“I was ecstatic to learn that Price & Price needs a new software developer. You probably have seen a lot of applicants who say that they’re big fans of your games, but I am your biggest. I bought Battle for Oxen when I was 13 with my babysitting money. I’ve been hooked ever since. I know your products inside and out. The first lemonade stand that I ran raised $150. I was eight years old. Since then, I’ve strived to beat every sales goal. It would be an honor to surpass my next sales goals at Hart Technologies.
3.Quantify your achievements
You’ve done a lot of great things, but what evidence can you use to prove it? You can’t just say that you’re good at your job. “Be specific,” Monica says, “the best way to do this is to use metrics.”
This means that you should add numbers to your claims. If you work in sales, then note how much you sold. If you managed people, then share the size of your team. Even if you made drinks, see if you can guess how many you made in a given period of time.
4.Get personal, if necessary
Look at your resume. Now, imagine that you are a recruiter. What questions would you have regarding your own resume? Use your professional cover letter as an opportunity to address these issues.
>For Rose, a big concern is a candidate’s relocation plans.
“You should include your relocation plans in your professional cover letter,” she explained. “If you live in the Midwest, then why are you applying for a job on the West Coast? Are you moving because of your family? Just looking for work? If you don’t explain, then confusion may arise. We don’t have remote roles, so I can’t accept candidates who live far away and don’t want to relocate. If they just want to live in San Francisco and don’t discuss how their qualifications make them right for this specific job, then that’s not good either.”
Another concern is employment gaps. As Jenny Foss of JobJenny explained in a Muse article, it’s smart to explain your employment gap in your professional cover letter. Try to do it in a way that argues that you’re the best person for the job. First, touch on the reason why you have an employment gap. Next, explain how your experience out of the workforce heightened your skill set. Finally, tie it back to the job that you want.
5.Draw attention to transferable skills
According to Monica, it’s important to â€œdraw attention to transferable skillsâ€ in your professional cover letter as well. This is especially important for entry-level workers and candidates who are pursuing a new career field. In fact, another 2017 Forbes article emphasized the importance of transferable skills. The piece claims that recruiters and employers seek applicants with a solid foundation of these so-called soft skills.Even if you’re not an entry-level candidate, consider revealing your transferable skills in your professional cover letter. It’s easy to mention this while you explain technical skills. See the example below.
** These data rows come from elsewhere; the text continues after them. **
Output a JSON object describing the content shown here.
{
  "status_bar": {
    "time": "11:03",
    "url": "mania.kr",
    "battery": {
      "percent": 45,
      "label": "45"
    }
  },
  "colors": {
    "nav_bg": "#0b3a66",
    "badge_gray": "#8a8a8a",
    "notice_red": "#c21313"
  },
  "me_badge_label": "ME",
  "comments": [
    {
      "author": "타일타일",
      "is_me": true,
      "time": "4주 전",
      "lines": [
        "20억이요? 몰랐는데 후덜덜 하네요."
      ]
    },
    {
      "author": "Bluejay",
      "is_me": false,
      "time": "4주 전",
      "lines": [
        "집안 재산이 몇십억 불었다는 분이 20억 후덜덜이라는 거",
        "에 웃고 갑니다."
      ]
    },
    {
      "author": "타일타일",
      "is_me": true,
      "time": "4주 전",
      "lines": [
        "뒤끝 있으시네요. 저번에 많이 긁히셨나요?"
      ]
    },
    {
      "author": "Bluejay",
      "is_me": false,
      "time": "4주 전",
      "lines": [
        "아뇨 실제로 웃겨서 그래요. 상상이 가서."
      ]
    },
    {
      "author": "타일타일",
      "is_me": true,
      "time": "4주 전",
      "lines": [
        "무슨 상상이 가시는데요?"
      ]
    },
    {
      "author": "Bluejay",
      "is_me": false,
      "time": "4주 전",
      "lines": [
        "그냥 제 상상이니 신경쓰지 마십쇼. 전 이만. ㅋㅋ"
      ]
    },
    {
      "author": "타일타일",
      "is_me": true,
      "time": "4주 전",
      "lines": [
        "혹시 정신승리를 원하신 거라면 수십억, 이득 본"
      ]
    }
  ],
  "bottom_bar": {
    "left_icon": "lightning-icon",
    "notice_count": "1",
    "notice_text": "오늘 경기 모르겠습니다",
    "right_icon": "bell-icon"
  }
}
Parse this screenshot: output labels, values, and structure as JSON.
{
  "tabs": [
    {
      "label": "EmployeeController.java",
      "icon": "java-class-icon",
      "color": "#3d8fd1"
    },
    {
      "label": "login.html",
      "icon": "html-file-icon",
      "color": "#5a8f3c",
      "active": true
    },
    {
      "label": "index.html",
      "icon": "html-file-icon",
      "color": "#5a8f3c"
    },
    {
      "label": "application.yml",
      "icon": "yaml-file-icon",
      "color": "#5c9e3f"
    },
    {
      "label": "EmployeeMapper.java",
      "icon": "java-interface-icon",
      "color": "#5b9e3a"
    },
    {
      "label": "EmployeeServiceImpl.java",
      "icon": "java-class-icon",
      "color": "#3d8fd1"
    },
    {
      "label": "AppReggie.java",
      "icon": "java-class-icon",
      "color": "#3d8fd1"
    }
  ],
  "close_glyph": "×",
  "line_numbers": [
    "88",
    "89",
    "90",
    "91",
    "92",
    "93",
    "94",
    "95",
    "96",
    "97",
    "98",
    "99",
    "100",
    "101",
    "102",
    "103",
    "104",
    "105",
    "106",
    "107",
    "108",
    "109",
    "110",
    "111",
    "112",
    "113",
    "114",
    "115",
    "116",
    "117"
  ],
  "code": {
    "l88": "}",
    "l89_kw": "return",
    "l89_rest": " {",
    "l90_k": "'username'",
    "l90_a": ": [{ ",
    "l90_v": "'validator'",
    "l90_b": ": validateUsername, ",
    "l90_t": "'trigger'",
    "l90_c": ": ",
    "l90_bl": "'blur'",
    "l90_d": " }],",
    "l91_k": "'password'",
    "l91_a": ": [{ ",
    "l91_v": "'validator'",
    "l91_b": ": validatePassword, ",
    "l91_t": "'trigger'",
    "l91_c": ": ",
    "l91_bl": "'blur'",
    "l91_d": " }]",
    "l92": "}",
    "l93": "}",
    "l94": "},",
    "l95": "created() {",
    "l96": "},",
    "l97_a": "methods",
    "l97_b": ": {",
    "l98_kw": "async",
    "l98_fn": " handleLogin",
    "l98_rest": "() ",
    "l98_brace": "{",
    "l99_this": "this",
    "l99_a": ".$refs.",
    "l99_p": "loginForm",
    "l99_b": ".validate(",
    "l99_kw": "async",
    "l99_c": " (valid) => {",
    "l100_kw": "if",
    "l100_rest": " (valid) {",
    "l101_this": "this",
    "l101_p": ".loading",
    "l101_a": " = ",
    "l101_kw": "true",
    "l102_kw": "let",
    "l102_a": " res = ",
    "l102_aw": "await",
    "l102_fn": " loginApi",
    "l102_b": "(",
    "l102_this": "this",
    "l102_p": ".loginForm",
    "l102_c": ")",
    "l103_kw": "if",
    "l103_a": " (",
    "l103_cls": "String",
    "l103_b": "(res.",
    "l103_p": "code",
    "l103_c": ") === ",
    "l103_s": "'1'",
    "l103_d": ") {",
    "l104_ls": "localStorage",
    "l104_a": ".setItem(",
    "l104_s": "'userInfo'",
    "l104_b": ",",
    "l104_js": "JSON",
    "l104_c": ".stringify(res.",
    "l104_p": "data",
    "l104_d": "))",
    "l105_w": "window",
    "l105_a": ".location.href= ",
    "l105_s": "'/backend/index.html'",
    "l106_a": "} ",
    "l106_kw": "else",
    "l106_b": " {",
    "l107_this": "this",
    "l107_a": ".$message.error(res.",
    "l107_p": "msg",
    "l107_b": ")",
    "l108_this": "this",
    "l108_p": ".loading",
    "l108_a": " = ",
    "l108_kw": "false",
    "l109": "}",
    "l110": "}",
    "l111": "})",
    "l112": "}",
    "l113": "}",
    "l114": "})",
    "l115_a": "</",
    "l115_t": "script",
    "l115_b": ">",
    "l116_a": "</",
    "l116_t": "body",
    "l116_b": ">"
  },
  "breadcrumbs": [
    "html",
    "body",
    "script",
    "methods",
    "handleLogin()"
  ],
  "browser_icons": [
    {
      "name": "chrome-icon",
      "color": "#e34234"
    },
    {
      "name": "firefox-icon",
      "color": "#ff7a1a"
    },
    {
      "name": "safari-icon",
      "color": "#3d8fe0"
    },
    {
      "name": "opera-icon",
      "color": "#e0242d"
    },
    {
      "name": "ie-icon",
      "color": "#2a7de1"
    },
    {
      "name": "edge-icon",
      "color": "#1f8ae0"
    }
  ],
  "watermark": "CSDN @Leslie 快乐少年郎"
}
Thanks to my talent for focusing, I caught the error in the algorithm and fixed it. That simple fix alone increased the company’s revenue by 5%.
The secret to an impressive cover letter: make the most of this document by personalizing it and tailoring it to the job that you want. At the end of the day, your cover letter is what you make of it. How can you make the most of your newfound professional cover letter writing skills? Try our easy-to-use cover letter builder to create your own stellar document.